Items listed in a dataset
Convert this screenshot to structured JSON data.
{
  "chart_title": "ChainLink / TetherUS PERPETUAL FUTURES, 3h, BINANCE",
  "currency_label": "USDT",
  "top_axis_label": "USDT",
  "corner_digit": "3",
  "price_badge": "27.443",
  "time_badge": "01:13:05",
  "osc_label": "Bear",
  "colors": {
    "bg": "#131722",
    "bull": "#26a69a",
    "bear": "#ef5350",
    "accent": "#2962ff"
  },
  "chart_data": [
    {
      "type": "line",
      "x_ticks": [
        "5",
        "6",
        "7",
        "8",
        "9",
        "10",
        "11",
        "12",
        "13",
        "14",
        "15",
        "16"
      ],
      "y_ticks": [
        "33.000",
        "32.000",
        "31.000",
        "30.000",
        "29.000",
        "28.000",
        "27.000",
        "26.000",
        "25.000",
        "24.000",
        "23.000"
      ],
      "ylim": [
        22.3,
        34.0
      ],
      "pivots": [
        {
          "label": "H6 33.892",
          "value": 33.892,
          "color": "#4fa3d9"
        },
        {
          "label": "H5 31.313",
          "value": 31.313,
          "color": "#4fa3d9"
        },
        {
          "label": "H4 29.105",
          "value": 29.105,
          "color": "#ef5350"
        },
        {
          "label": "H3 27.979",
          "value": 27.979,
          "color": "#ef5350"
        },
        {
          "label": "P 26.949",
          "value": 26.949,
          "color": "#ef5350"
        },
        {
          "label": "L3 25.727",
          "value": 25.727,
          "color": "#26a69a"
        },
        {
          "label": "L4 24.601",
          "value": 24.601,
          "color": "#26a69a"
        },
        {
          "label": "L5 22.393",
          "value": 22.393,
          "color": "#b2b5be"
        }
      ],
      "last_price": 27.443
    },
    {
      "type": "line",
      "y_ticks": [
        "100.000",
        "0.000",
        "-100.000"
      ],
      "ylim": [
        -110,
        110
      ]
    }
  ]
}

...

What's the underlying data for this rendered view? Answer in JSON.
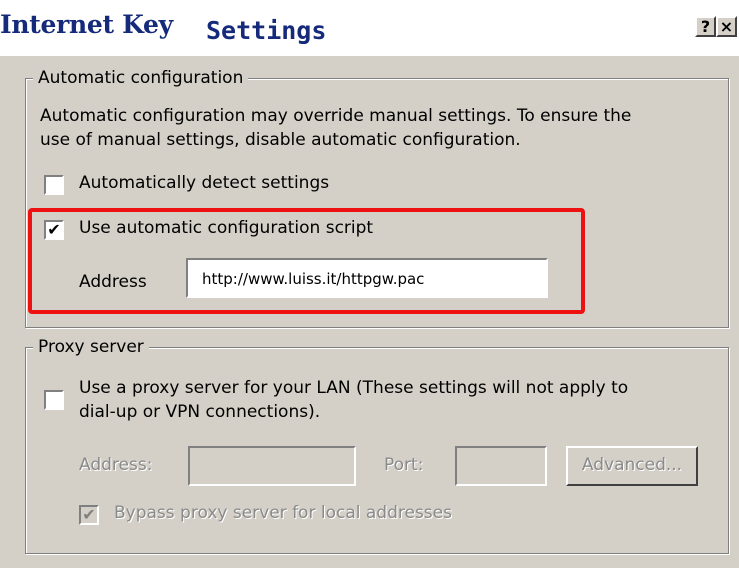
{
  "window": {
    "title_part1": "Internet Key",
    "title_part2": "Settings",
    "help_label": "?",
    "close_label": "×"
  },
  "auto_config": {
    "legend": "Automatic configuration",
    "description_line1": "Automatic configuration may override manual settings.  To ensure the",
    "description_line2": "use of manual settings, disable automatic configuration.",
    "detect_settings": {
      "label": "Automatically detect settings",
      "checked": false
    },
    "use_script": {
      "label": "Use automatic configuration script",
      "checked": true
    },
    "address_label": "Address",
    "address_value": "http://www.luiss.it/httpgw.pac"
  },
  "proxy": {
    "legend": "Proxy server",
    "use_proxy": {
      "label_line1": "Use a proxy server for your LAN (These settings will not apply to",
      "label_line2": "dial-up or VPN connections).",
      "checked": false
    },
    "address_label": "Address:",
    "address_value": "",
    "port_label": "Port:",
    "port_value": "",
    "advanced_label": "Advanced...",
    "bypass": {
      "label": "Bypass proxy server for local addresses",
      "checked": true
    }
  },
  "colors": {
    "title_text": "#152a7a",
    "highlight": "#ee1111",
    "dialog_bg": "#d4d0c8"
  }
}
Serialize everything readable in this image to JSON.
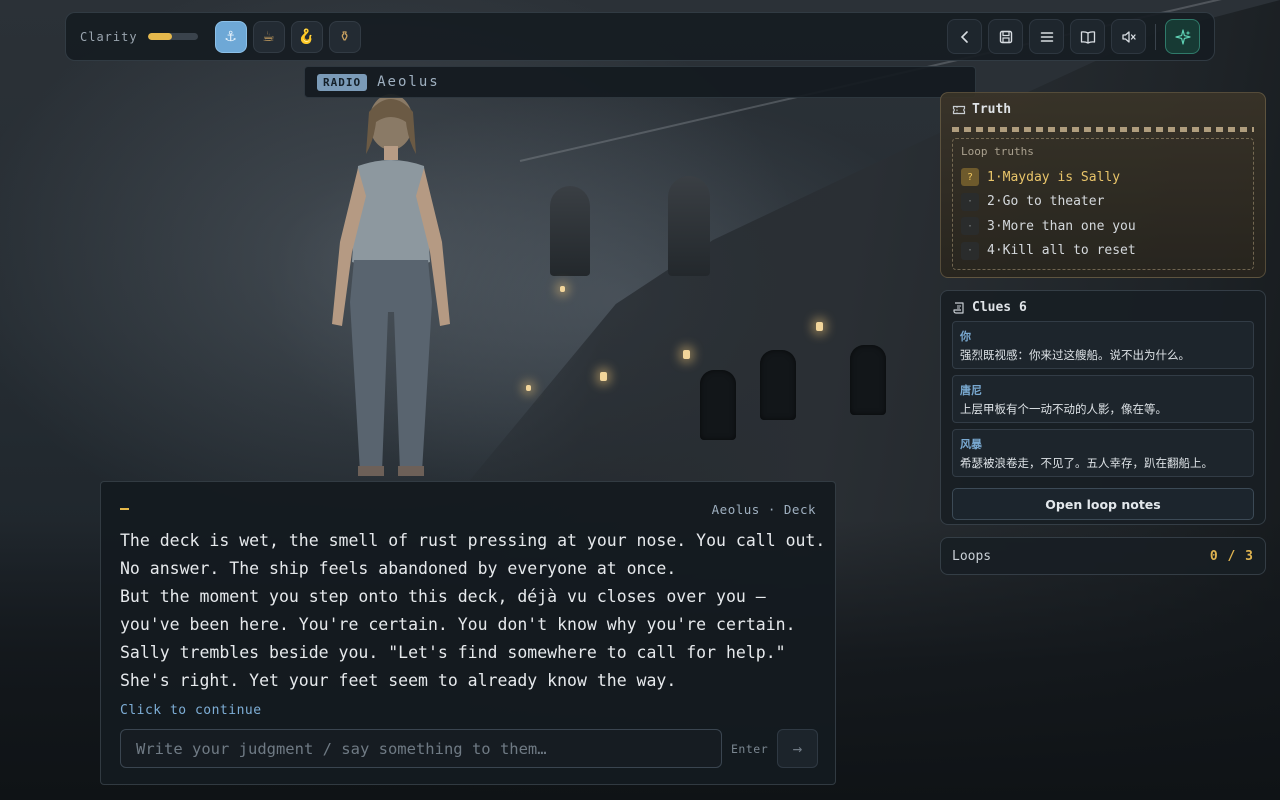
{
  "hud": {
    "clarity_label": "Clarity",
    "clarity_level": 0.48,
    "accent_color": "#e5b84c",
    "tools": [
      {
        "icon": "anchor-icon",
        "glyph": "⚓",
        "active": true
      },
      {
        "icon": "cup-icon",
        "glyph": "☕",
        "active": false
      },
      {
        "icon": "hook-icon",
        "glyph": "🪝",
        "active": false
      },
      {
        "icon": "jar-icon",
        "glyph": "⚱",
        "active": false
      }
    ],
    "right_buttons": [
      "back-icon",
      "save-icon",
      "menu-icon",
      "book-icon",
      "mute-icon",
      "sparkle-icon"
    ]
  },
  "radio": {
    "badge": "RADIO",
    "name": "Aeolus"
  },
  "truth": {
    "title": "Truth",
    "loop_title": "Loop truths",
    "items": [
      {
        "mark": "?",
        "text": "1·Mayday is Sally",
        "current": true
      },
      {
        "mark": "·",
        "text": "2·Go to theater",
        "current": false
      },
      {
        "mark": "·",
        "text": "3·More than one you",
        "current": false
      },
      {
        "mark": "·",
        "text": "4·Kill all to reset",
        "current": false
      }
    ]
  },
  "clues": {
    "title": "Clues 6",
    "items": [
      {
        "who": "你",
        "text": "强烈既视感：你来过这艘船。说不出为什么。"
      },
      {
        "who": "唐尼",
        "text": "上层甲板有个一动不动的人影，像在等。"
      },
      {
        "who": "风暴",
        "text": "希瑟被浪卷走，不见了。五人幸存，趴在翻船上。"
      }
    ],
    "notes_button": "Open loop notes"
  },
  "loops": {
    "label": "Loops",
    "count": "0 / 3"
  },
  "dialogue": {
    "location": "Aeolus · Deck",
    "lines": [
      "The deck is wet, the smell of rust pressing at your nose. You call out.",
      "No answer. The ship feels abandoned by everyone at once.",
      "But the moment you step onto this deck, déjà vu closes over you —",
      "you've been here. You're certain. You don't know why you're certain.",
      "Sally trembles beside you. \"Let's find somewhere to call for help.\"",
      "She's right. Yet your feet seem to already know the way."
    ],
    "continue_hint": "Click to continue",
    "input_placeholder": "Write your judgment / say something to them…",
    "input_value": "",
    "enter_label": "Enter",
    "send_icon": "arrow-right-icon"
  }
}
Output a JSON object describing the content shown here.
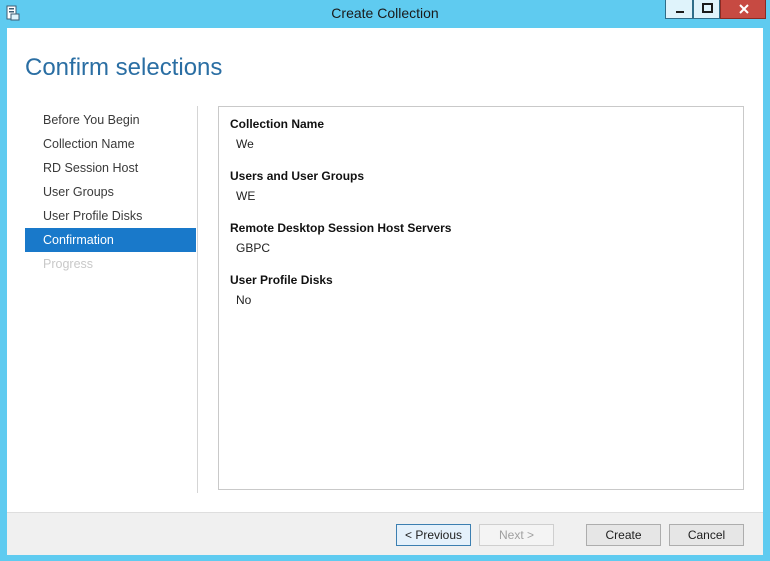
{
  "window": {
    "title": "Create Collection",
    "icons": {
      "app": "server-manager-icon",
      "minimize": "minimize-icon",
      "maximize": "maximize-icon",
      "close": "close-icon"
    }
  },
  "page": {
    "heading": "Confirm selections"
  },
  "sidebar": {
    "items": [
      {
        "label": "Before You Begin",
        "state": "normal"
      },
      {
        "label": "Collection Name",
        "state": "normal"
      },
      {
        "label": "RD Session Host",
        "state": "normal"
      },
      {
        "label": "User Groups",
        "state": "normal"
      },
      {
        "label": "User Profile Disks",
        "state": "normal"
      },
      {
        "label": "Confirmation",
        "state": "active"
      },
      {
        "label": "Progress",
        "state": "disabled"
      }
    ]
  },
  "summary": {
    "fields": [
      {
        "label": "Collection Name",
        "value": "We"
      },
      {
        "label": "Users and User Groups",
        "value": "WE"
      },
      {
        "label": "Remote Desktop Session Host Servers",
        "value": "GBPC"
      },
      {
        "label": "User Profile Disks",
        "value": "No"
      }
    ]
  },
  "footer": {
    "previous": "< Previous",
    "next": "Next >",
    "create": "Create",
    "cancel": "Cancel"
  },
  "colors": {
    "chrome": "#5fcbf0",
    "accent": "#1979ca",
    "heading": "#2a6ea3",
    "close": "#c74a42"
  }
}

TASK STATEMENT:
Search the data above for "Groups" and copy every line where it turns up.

COMPLETED EXERCISE:
        "label": "User Groups",
        "label": "Users and User Groups",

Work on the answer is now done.